Black Caps captain Tim Southee was confident he got the timing of his declaration right in the second test against Pakistan in Karachi, which ended in a dramatic draw.
He gave his side 93 overs to take 10 wickets – and Pakistan 93 overs to score 319 runs – when he called his players in late on day four at Karachi National Stadium.
As it turned out, only 90 were possible before bad light intervened late on day five, with the Black Caps still needing one wicket and Pakistan still needing 15 runs, their last pair having already added 17 in 3.3 overs with the field up.
Somewhat surprisingly, Southee and fellow seamer Matt Henry were the New Zealand bowlers who got through the most work on the final day, bowling 20 and 21 overs respectively.
But even though they were both operating at the time, he delayed taking the new ball for four overs in the final hour of play, even after Henry claimed the seventh wicket 10 balls after it was due, removing set batter Agha Salman.
When Southee did take it, he struck with his fourth ball to claim the eighth wicket, bowler Hasan Ali, but the fading light meant he was forced to use his spinners from there to the finish.
He explained afterwards that the hesitancy was down to the threat of Sarfaraz Ahmed, who made 118 before he was the ninth man out, caught at leg slip off the bowling of Michael Bracewell two overs later.
“With the two batters still in, Sarfaraz and Salman, we felt that runs could have come quickly,” Southee said.
“I think that was a build-up of the way Sarfaraz played throughout the day, which delayed us taking the new ball.
“If he hadn’t played as positively as he did through the day, then we would have been able to take the new ball when it became available and had a lot more runs to play with.
“It was a bit of a balancing act.

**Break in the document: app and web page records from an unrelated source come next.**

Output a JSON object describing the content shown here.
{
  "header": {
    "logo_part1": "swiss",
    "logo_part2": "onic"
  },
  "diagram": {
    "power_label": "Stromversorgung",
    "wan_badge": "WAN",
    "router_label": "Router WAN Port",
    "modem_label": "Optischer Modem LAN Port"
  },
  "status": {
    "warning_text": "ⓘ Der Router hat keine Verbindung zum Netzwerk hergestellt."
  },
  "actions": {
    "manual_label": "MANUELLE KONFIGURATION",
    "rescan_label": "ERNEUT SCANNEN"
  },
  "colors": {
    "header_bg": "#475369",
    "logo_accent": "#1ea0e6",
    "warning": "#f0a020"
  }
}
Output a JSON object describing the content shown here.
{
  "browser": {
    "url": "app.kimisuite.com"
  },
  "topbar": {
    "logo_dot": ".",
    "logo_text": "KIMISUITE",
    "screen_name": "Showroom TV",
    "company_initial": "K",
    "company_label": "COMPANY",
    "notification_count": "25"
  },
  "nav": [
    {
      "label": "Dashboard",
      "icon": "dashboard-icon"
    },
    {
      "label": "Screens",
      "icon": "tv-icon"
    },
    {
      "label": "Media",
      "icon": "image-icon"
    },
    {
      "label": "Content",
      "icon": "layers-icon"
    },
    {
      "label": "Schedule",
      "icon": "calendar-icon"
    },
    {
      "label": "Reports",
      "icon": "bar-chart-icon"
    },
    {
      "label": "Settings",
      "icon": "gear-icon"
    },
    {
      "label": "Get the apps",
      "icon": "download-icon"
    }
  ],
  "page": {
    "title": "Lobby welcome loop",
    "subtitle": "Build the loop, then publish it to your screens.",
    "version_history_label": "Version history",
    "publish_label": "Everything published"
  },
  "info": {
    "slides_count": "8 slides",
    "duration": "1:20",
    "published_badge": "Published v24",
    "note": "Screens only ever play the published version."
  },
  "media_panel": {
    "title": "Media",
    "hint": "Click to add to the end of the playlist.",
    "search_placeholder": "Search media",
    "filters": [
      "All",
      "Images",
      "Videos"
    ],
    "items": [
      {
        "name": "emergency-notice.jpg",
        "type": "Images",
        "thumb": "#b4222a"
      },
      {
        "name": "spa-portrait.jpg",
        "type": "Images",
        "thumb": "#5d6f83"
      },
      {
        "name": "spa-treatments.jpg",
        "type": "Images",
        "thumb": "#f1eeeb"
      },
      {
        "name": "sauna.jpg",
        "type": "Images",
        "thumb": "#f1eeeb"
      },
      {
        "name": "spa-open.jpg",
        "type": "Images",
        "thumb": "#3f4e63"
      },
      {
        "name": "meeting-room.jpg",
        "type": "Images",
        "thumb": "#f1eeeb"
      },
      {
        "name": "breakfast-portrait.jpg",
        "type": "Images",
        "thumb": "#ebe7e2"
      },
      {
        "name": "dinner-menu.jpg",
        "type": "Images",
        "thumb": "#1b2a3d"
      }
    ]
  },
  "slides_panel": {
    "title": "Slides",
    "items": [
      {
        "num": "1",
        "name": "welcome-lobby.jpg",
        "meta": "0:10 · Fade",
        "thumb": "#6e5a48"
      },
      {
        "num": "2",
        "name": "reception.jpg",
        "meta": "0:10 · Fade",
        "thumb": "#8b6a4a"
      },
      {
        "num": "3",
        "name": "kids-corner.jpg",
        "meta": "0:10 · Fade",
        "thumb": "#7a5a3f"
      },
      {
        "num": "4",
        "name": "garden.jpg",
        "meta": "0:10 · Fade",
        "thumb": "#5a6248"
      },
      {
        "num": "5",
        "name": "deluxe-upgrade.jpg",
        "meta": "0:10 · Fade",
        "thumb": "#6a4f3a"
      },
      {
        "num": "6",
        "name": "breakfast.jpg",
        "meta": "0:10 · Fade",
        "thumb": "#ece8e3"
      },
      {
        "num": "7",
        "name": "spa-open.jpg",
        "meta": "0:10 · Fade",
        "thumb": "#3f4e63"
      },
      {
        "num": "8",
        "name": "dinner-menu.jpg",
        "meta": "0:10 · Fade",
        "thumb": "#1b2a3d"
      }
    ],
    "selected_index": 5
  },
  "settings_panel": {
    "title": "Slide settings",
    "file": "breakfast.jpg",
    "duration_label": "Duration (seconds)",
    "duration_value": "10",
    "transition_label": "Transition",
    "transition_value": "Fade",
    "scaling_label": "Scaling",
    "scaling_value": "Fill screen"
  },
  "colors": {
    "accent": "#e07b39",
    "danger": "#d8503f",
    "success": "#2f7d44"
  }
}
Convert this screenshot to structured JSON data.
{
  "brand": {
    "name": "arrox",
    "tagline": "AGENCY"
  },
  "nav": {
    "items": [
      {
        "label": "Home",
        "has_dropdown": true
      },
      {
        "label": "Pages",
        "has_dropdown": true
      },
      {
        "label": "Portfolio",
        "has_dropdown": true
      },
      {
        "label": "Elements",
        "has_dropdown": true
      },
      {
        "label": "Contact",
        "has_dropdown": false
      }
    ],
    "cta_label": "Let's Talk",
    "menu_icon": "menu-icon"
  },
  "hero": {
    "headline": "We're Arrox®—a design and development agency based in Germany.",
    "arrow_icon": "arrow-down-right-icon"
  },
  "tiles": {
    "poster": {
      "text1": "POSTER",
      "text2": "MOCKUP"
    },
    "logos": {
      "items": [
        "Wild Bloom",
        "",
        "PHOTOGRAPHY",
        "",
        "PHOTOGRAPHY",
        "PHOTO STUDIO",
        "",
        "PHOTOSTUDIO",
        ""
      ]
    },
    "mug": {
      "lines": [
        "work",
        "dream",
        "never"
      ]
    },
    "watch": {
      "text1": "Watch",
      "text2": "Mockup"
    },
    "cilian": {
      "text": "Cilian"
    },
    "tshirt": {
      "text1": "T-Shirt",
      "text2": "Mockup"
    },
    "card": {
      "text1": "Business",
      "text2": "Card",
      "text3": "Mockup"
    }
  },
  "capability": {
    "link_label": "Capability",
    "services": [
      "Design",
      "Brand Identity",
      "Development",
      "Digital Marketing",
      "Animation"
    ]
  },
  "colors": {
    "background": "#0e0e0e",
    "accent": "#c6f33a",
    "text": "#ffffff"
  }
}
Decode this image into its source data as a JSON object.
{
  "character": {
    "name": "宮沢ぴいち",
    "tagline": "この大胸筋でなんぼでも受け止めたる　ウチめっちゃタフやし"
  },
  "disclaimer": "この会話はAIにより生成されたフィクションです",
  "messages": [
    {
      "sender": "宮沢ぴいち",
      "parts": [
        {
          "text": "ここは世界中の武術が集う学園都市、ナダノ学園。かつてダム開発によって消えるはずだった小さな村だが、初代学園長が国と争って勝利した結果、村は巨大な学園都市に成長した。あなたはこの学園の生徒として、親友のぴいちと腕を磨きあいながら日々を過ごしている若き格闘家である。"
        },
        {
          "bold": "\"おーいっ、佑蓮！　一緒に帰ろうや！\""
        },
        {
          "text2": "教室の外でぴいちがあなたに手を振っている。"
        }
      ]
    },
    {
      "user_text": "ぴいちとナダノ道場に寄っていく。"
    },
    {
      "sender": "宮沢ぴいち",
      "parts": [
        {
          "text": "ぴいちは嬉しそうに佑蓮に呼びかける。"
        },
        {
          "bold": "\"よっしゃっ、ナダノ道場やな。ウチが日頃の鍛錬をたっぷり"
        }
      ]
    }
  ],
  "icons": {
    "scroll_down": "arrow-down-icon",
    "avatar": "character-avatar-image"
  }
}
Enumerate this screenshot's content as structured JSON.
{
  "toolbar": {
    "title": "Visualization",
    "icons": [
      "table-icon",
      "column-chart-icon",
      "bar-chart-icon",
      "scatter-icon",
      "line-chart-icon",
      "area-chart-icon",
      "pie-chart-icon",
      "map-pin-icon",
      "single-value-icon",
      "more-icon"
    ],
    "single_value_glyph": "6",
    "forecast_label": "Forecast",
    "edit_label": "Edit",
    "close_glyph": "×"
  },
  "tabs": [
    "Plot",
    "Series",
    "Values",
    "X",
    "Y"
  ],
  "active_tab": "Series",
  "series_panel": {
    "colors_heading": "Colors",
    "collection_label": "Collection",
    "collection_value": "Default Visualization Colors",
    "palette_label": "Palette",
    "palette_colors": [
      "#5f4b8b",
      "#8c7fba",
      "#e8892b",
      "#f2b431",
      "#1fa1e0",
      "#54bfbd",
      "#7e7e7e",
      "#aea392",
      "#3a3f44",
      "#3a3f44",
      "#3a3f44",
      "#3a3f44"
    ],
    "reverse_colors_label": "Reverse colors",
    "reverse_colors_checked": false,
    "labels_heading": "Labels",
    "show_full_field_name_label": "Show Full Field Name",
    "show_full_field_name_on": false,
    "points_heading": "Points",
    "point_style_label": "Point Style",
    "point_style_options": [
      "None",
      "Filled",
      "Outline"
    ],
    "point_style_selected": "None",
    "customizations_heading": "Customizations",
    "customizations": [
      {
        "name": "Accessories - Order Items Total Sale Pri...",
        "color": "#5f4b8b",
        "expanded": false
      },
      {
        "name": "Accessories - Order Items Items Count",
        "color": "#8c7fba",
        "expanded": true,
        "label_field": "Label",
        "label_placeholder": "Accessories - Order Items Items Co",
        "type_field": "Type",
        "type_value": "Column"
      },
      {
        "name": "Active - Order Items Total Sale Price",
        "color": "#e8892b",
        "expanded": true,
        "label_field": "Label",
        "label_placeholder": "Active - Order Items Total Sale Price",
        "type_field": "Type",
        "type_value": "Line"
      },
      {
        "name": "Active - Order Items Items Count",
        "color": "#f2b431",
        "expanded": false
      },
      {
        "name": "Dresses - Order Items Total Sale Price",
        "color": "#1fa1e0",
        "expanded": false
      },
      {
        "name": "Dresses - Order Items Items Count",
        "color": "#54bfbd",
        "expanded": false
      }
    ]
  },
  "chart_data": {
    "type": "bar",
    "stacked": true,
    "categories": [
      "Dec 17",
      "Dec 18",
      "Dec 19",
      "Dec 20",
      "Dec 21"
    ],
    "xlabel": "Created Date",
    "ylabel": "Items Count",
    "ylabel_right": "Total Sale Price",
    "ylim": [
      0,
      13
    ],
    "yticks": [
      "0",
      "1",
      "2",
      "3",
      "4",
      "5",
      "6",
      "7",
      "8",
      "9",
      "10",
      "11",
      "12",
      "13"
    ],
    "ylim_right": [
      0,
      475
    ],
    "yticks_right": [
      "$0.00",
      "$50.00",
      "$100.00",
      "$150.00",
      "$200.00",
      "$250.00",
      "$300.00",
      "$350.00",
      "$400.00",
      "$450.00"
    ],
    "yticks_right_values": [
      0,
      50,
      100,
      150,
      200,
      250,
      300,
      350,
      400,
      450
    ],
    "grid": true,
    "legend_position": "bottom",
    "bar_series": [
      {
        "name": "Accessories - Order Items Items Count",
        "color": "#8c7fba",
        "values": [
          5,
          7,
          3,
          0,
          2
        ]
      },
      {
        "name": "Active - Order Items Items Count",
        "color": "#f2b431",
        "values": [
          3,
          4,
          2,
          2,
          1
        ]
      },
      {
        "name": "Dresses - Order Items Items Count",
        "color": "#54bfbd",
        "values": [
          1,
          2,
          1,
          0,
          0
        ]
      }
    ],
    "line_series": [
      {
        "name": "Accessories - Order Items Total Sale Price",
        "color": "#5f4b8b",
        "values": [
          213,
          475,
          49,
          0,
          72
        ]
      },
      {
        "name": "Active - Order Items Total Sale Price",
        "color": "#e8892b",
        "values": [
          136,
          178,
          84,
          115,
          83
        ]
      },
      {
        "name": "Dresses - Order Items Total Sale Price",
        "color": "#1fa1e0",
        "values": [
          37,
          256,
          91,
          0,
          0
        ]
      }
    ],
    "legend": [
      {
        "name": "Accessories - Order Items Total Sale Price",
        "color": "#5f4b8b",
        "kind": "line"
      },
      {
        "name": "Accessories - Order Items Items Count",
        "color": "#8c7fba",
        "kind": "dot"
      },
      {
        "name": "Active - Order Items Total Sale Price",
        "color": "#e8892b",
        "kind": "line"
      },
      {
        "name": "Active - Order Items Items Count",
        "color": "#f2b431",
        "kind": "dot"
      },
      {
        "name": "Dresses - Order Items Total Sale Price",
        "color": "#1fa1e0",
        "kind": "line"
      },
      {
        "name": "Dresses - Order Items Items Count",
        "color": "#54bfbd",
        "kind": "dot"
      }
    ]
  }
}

If you take the new ball, it may come on a bit easier and we were just trying to manage how to get through that partnership, which we did. We were able to take that new ball and get another couple of wickets.
“It’s a fine line and you go on a bit of a gut feeling what you feel is right at the time along with the other leaders in the group.”
While the Black Caps came up just short of claiming their third win in 44 years in Pakistan – and their first series victory since 1969 – Southee said he was happy with the timing of his declaration.
“We felt the surface was still a pretty good surface if you wanted to just bat, but tough if you wanted to score runs.
“It was a bit of a balancing act to try and get the right amount of overs left and the right amount of runs. And I guess to get a little dip at them [2.5 overs] last night and got them two down, that was a great start.
“I guess you always look back and there are ways you could improve and you could get better with hindsight, but that was a decision we made at the time.”
The Black Caps now have a three-match one-day international series against Pakistan starting Monday, which will be followed by ODI and Twenty20 series in India.
Their next test series is at home against England, with the first of two matches, a day-night fixture, starting on February 16 at Bay Oval in Mount Maunganui.